Science Writer, MicroComms

Dr Sarah Wettstadt is a microbiologist-turned science writer and communicator working on various outreach projects and helping researchers talk and write about their scientific results. Her overall vision is to empower through learning: she shares scientific knowledge with both scientists and non-scientists and coaches scientists in writing about their research. Sarah is blog commissioner for the FEMSmicroBlog and was a social media editor for FEMS for 1.5 years. Furthermore, she writes the blog BacterialWorld explaining bacterial concepts and co-founded the STEM-video platform STEMcognito.

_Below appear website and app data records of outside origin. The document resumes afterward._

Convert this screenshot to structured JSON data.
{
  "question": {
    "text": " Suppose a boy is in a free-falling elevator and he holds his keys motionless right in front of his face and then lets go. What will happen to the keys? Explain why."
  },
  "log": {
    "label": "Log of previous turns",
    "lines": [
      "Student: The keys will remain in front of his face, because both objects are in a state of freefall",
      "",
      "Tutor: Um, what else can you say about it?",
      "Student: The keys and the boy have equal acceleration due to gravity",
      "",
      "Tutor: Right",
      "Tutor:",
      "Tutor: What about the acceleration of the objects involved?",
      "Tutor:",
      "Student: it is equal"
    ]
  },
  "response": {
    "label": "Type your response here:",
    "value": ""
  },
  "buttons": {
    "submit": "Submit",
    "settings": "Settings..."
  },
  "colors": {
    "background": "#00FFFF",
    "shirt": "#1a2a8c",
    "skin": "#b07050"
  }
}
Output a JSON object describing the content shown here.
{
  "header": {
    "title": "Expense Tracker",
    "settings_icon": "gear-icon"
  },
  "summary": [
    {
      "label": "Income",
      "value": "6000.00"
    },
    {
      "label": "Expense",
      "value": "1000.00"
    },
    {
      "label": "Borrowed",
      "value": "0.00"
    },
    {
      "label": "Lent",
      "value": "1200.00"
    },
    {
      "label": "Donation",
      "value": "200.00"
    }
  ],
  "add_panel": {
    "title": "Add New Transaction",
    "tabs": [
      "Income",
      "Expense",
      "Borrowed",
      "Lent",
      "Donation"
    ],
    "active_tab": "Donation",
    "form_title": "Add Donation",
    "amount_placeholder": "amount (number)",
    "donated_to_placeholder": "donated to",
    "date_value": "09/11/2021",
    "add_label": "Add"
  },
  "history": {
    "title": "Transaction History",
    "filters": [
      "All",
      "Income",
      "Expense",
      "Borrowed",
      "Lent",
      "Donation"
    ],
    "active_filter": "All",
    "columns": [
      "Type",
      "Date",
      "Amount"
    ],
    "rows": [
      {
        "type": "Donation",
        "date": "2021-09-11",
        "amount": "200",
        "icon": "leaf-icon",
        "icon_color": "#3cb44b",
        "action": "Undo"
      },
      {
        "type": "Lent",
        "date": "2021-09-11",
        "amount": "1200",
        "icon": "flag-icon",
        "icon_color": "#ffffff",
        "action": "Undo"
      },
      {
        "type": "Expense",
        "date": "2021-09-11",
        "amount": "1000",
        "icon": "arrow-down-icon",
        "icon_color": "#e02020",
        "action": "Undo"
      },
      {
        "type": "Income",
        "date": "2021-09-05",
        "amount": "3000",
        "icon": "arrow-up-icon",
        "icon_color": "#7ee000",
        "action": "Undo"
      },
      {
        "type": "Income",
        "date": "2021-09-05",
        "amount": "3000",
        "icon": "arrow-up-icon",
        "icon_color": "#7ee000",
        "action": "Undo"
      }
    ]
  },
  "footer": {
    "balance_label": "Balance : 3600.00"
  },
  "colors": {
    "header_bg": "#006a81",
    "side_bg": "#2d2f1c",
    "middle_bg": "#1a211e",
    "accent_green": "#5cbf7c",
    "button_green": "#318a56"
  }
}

Previous to her science communication career, she worked as a postdoc in Marían Llamas’ lab on Pseudomonas aeruginosa’s ability to use heterologous iron sources and completed her PhD with Alain Filloux investigating the type 6 secretion system in Pseudomonas aeruginosa.